Today we are going to look at Tekmar Group plc (LON:TGP) to see whether it might be an attractive investment prospect. Specifically, we'll consider its Return On Capital Employed (ROCE), since that will give us an insight into how efficiently the business can generate profits from the capital it requires.
Firstly, we'll go over how we calculate ROCE. Next, we'll compare it to others in its industry. Then we'll determine how its current liabilities are affecting its ROCE.
Return On Capital Employed (ROCE): What is it?
ROCE is a metric for evaluating how much pre-tax income (in percentage terms) a company earns on the capital invested in its business. Generally speaking a higher ROCE is better. Overall, it is a valuable metric that has its flaws. Renowned investment researcher Michael Mauboussin has suggested that a high ROCE can indicate that 'one dollar invested in the company generates value of more than one dollar'.
How Do You Calculate Return On Capital Employed?
The formula for calculating the return on capital employed is:
Return on Capital Employed = Earnings Before Interest and Tax (EBIT) ÷ (Total Assets - Current Liabilities)
Or for Tekmar Group:
0.071 = UK£3.1m ÷ (UK£53m - UK£9.8m) (Based on the trailing twelve months to March 2019.)
So, Tekmar Group has an ROCE of 7.1%.
Does Tekmar Group Have A Good ROCE?
ROCE can be useful when making comparisons, such as between similar companies. Using our data, Tekmar Group's ROCE appears to be around the 7.5% average of the Energy Services industry. Setting aside the industry comparison for now, Tekmar Group's ROCE is mediocre in absolute terms, considering the risk of investing in stocks versus the safety of a bank account. It is possible that there are more rewarding investments out there.
Our data shows that Tekmar Group currently has an ROCE of 7.1%, compared to its ROCE of 3.4% 3 years ago. This makes us think the business might be improving. You can click on the image below to see (in greater detail) how Tekmar Group's past growth compares to other companies.
When considering this metric, keep in mind that it is backwards looking, and not necessarily predictive. ROCE can be deceptive for cyclical businesses, as returns can look incredible in boom times, and terribly low in downturns. ROCE is only a point-in-time measure. Remember that most companies like Tekmar Group are cyclical businesses. Since the future is so important for investors, you should check out our free report on analyst forecasts for Tekmar Group.
Do Tekmar Group's Current Liabilities Skew Its ROCE?
Short term (or current) liabilities, are things like supplier invoices, overdrafts, or tax bills that need to be paid within 12 months. Due to the way ROCE is calculated, a high level of current liabilities makes a company look as though it has less capital employed, and thus can (sometimes unfairly) boost the ROCE. To check the impact of this, we calculate if a company has high current liabilities relative to its total assets.
Tekmar Group has total liabilities of UK£9.8m and total assets of UK£53m. As a result, its current liabilities are equal to approximately 18% of its total assets.

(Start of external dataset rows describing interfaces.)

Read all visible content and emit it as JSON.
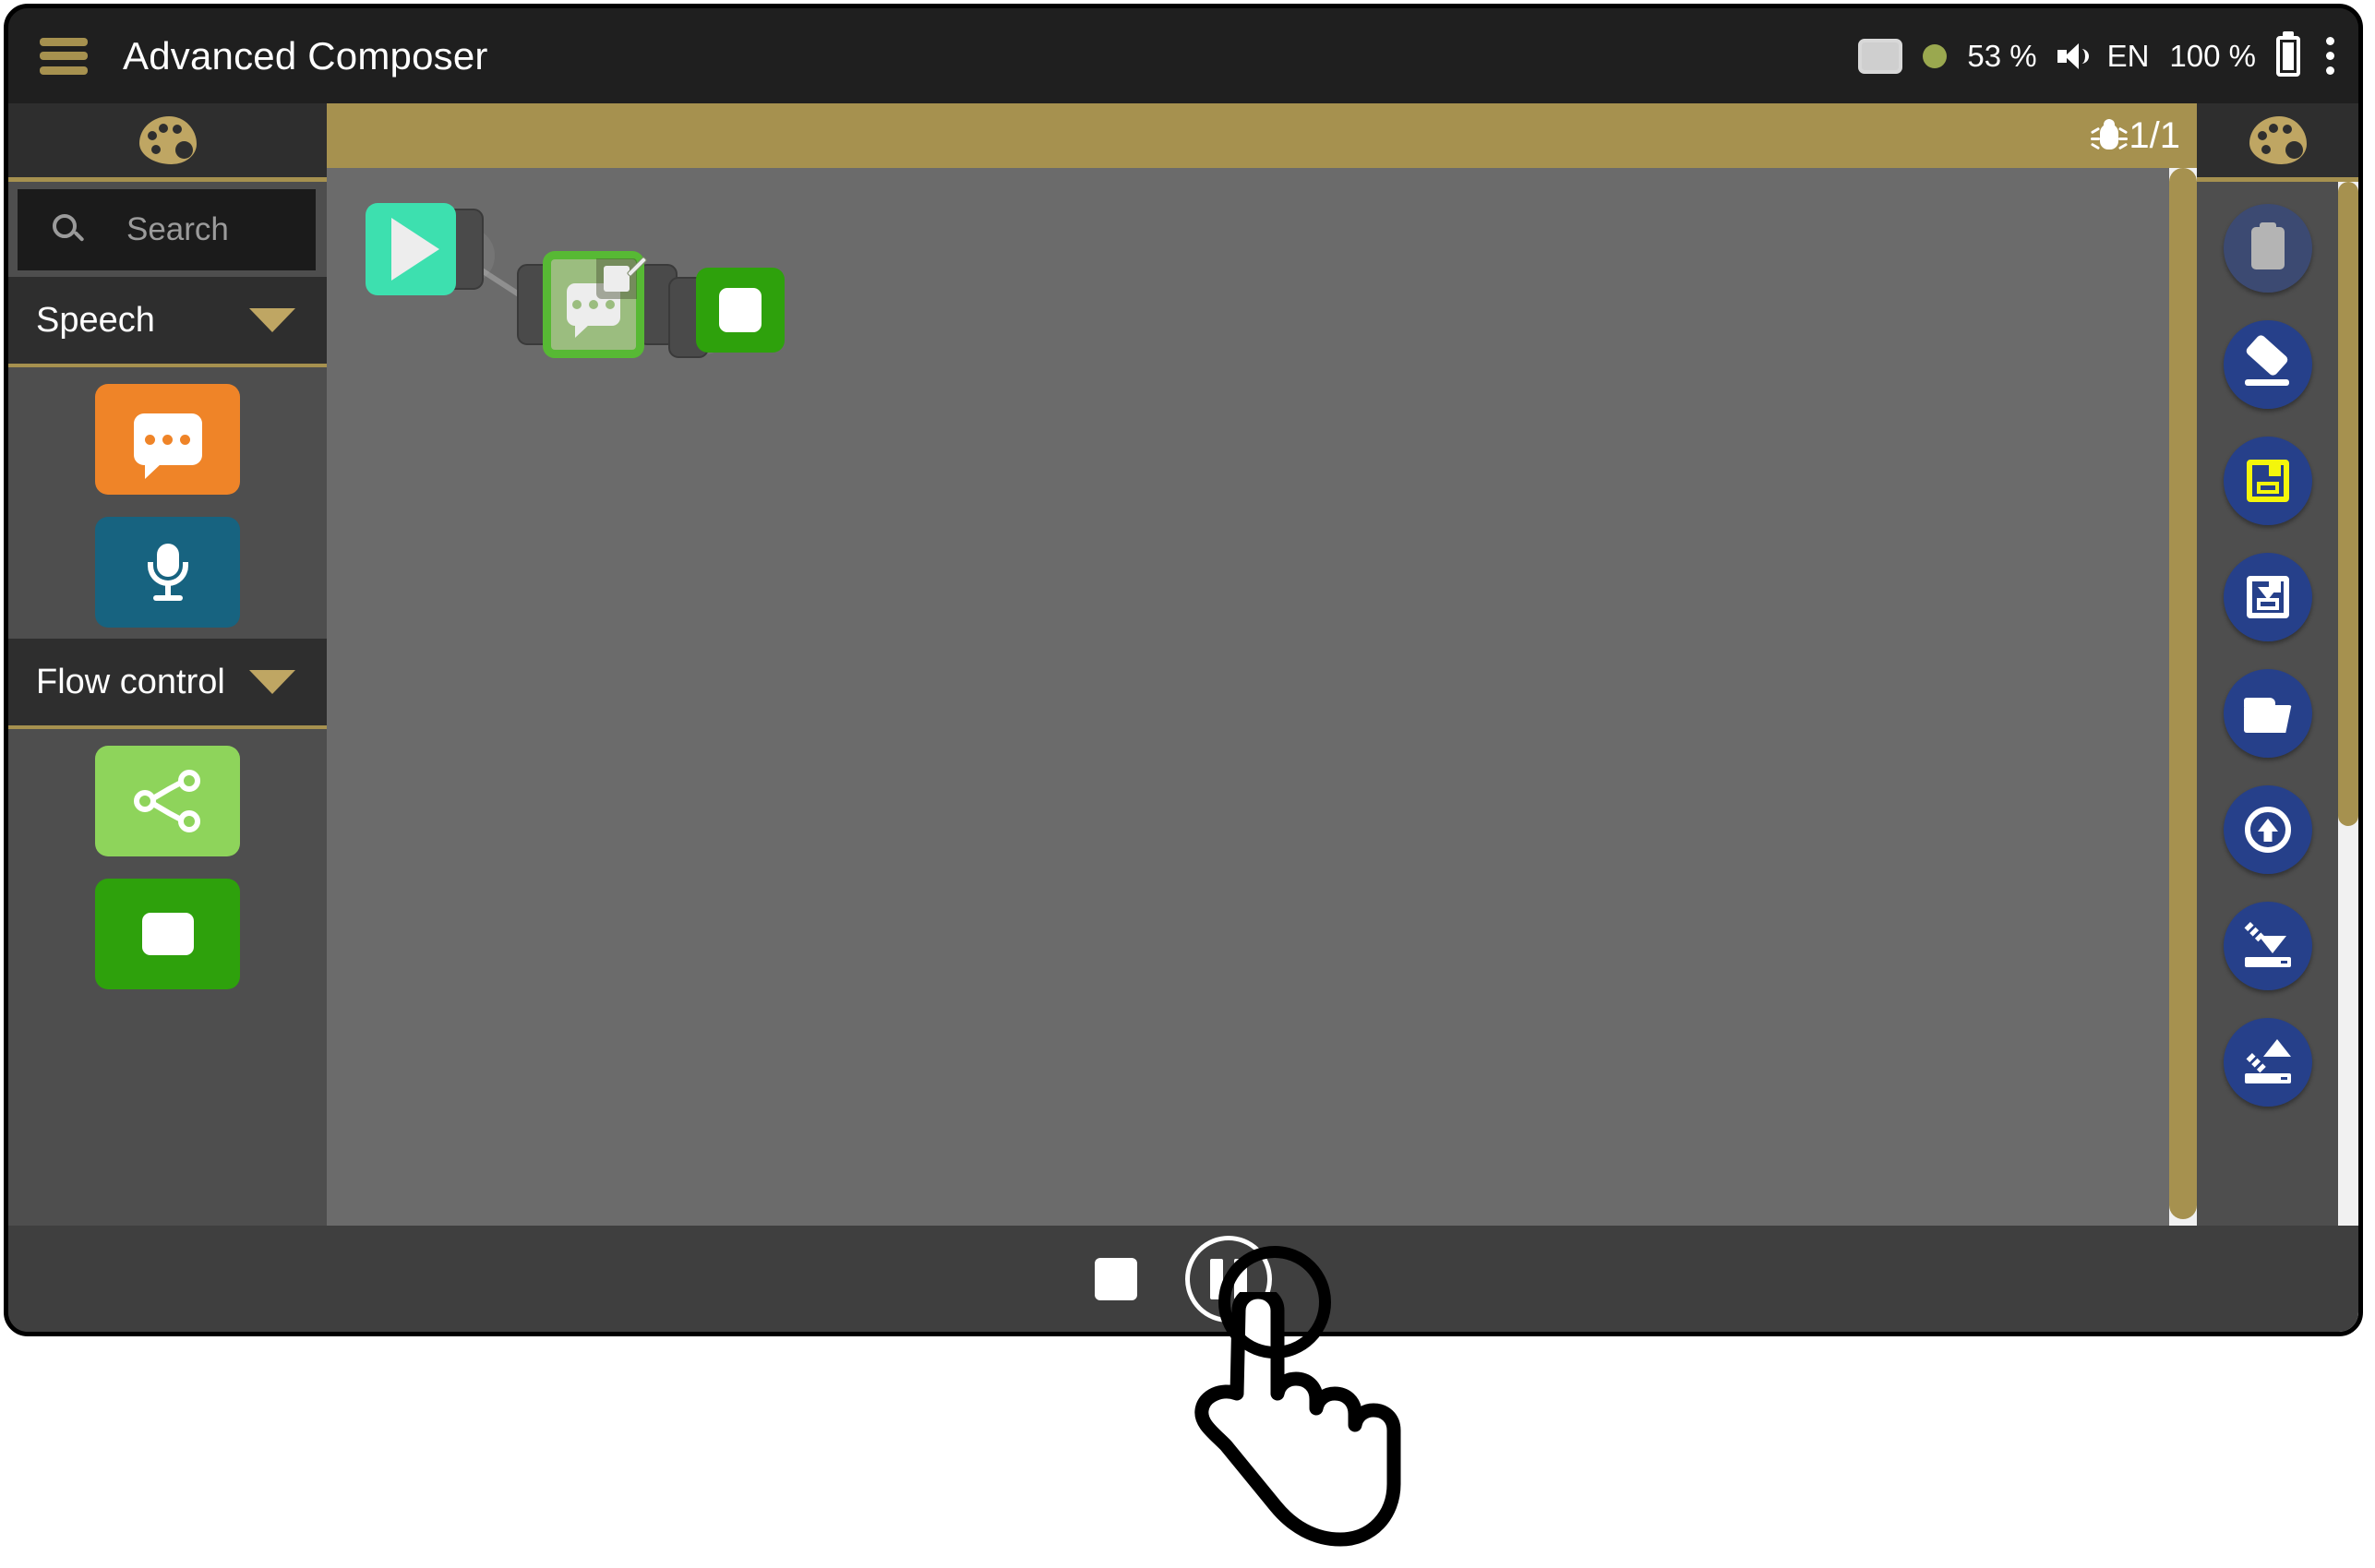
{
  "titlebar": {
    "menu_icon": "hamburger-menu-icon",
    "title": "Advanced Composer",
    "status": {
      "screen_icon": "display-icon",
      "indicator_icon": "status-dot-icon",
      "cpu_percent": "53 %",
      "volume_icon": "speaker-icon",
      "language": "EN",
      "battery_percent": "100 %",
      "battery_icon": "battery-icon",
      "overflow_icon": "kebab-menu-icon"
    }
  },
  "left_panel": {
    "header_icon": "palette-icon",
    "search": {
      "icon": "search-icon",
      "placeholder": "Search",
      "value": ""
    },
    "categories": [
      {
        "label": "Speech",
        "caret": "chevron-down-icon",
        "blocks": [
          {
            "name": "speech-bubble-block",
            "icon": "speech-bubble-icon",
            "color": "#ef8428"
          },
          {
            "name": "microphone-block",
            "icon": "microphone-icon",
            "color": "#176380"
          }
        ]
      },
      {
        "label": "Flow control",
        "caret": "chevron-down-icon",
        "blocks": [
          {
            "name": "branch-block",
            "icon": "branch-icon",
            "color": "#8ed45b"
          },
          {
            "name": "stop-block",
            "icon": "stop-square-icon",
            "color": "#2ea10c"
          }
        ]
      }
    ]
  },
  "canvas": {
    "header": {
      "debug_icon": "bug-icon",
      "page_count": "1/1"
    },
    "nodes": [
      {
        "id": "start",
        "icon": "play-icon",
        "color": "#3de0af",
        "selected": false
      },
      {
        "id": "speech",
        "icon": "speech-bubble-icon",
        "color": "#9bbd7f",
        "selected": true,
        "badge_icon": "edit-pencil-icon"
      },
      {
        "id": "stop",
        "icon": "stop-square-icon",
        "color": "#2ea10c",
        "selected": false
      }
    ],
    "scrollbars": {
      "vertical_color": "#a6914f",
      "horizontal_color": "#a6914f"
    }
  },
  "right_panel": {
    "header_icon": "palette-icon",
    "tools": [
      {
        "name": "paste-button",
        "icon": "clipboard-icon",
        "enabled": false
      },
      {
        "name": "erase-button",
        "icon": "eraser-icon",
        "enabled": true
      },
      {
        "name": "save-button",
        "icon": "floppy-save-icon",
        "enabled": true
      },
      {
        "name": "save-as-button",
        "icon": "floppy-download-icon",
        "enabled": true
      },
      {
        "name": "open-button",
        "icon": "folder-open-icon",
        "enabled": true
      },
      {
        "name": "upload-button",
        "icon": "upload-circle-icon",
        "enabled": true
      },
      {
        "name": "import-button",
        "icon": "import-tray-icon",
        "enabled": true
      },
      {
        "name": "export-button",
        "icon": "export-tray-icon",
        "enabled": true
      }
    ]
  },
  "transport": {
    "stop": {
      "name": "stop-button",
      "icon": "stop-square-icon"
    },
    "pause": {
      "name": "pause-button",
      "icon": "pause-icon"
    }
  },
  "cursor": {
    "icon": "tap-hand-cursor",
    "target": "pause-button"
  },
  "colors": {
    "accent_gold": "#a6914f",
    "panel_dark": "#2e2e2e",
    "panel_mid": "#4e4e4e",
    "canvas": "#6b6b6b",
    "tool_blue": "#26408a"
  }
}
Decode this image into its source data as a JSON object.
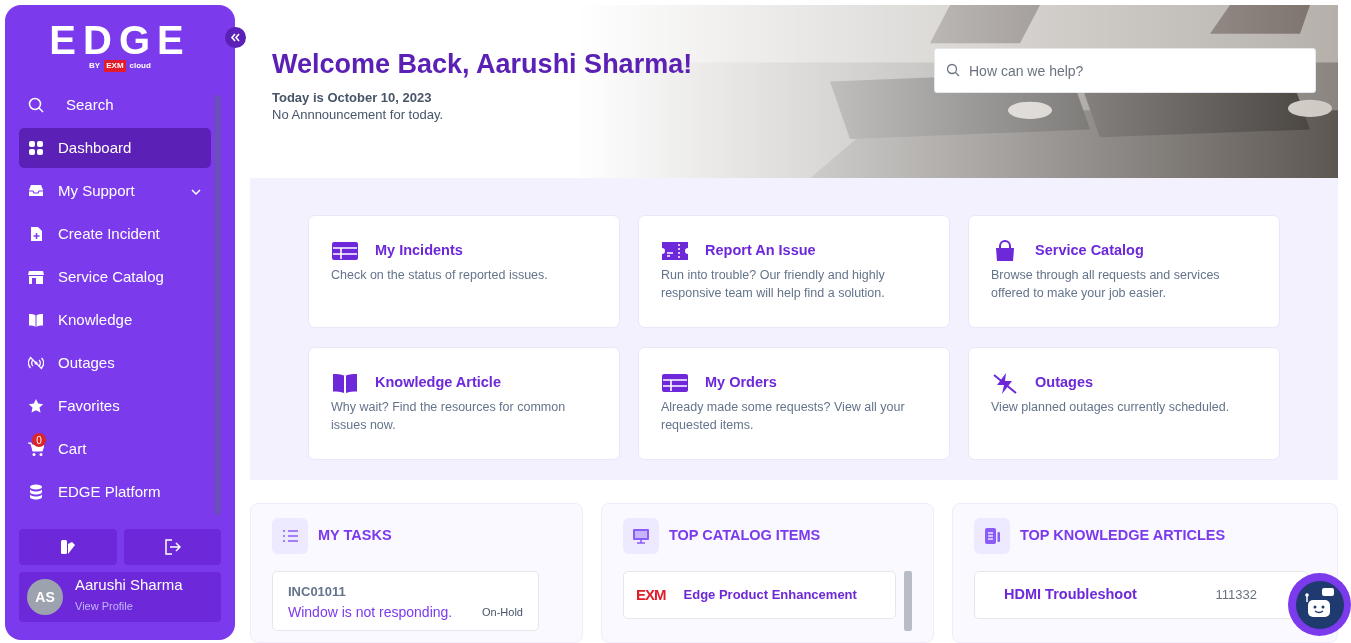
{
  "sidebar": {
    "logo": {
      "wordmark": "EDGE",
      "by": "BY",
      "brand": "EXM",
      "brand_suffix": "cloud"
    },
    "items": [
      {
        "label": "Search",
        "selected": false
      },
      {
        "label": "Dashboard",
        "selected": true
      },
      {
        "label": "My Support",
        "selected": false,
        "expanded": false
      },
      {
        "label": "Create Incident",
        "selected": false
      },
      {
        "label": "Service Catalog",
        "selected": false
      },
      {
        "label": "Knowledge",
        "selected": false
      },
      {
        "label": "Outages",
        "selected": false
      },
      {
        "label": "Favorites",
        "selected": false
      },
      {
        "label": "Cart",
        "selected": false,
        "badge": "0"
      },
      {
        "label": "EDGE Platform",
        "selected": false
      }
    ],
    "profile": {
      "initials": "AS",
      "name": "Aarushi Sharma",
      "link": "View Profile"
    }
  },
  "hero": {
    "title": "Welcome Back, Aarushi Sharma!",
    "date": "Today is October 10, 2023",
    "announcement": "No Annnouncement for today.",
    "search": {
      "placeholder": "How can we help?"
    }
  },
  "cards": [
    {
      "title": "My Incidents",
      "description": "Check on the status of reported issues."
    },
    {
      "title": "Report An Issue",
      "description": "Run into trouble? Our friendly and highly responsive team will help find a solution."
    },
    {
      "title": "Service Catalog",
      "description": "Browse through all requests and services offered to make your job easier."
    },
    {
      "title": "Knowledge Article",
      "description": "Why wait? Find the resources for common issues now."
    },
    {
      "title": "My Orders",
      "description": "Already made some requests? View all your requested items."
    },
    {
      "title": "Outages",
      "description": "View planned outages currently scheduled."
    }
  ],
  "panels": [
    {
      "title": "MY TASKS",
      "kind": "task",
      "items": [
        {
          "number": "INC01011",
          "summary": "Window is not responding.",
          "status": "On-Hold"
        }
      ]
    },
    {
      "title": "TOP CATALOG ITEMS",
      "kind": "catalog",
      "items": [
        {
          "logo": "EXM",
          "name": "Edge Product Enhancement"
        }
      ]
    },
    {
      "title": "TOP KNOWLEDGE ARTICLES",
      "kind": "article",
      "items": [
        {
          "title": "HDMI Troubleshoot",
          "number": "111332"
        }
      ]
    }
  ]
}
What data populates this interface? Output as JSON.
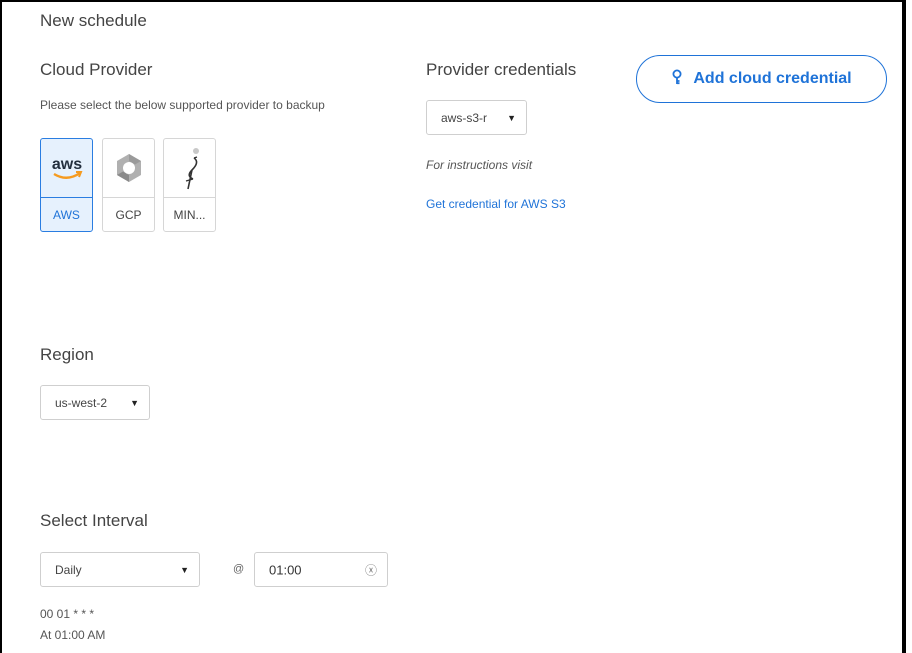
{
  "page": {
    "title": "New schedule"
  },
  "cloud_provider": {
    "heading": "Cloud Provider",
    "helper": "Please select the below supported provider to backup",
    "providers": [
      {
        "label": "AWS",
        "logo_text": "aws",
        "icon": "aws-logo-icon",
        "selected": true
      },
      {
        "label": "GCP",
        "icon": "gcp-hexagon-icon",
        "selected": false
      },
      {
        "label": "MIN...",
        "icon": "minio-flamingo-icon",
        "selected": false
      }
    ]
  },
  "credentials": {
    "heading": "Provider credentials",
    "selected": "aws-s3-r",
    "instructions": "For instructions visit",
    "link": "Get credential for AWS S3"
  },
  "add_credential": {
    "label": "Add cloud credential",
    "icon": "key-icon"
  },
  "region": {
    "heading": "Region",
    "selected": "us-west-2"
  },
  "interval": {
    "heading": "Select Interval",
    "frequency": "Daily",
    "at_symbol": "@",
    "time": "01:00",
    "cron": "00 01 * * *",
    "description": "At 01:00 AM"
  },
  "colors": {
    "accent": "#1f73d8",
    "selected_bg": "#e6f1fd",
    "border": "#cfcfcf",
    "aws_orange": "#f59b20"
  }
}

This is a modest level of current liabilities, which would only have a small effect on ROCE.
What We Can Learn From Tekmar Group's ROCE
If Tekmar Group continues to earn an uninspiring ROCE, there may be better places to invest. You might be able to find a better investment than Tekmar Group. If you want a selection of possible winners, check out this free list of interesting companies that trade on a P/E below 20 (but have proven they can grow earnings).
For those who like to find winning investments this free list of growing companies with recent insider purchasing, could be just the ticket.
We aim to bring you long-term focused research analysis driven by fundamental data. Note that our analysis may not factor in the latest price-sensitive company announcements or qualitative material.
If you spot an error that warrants correction, please contact the editor at email@example.com. This article by Simply Wall St is general in nature. It does not constitute a recommendation to buy or sell any stock, and does not take account of your objectives, or your financial situation. Simply Wall St has no position in the stocks mentioned. Thank you for reading.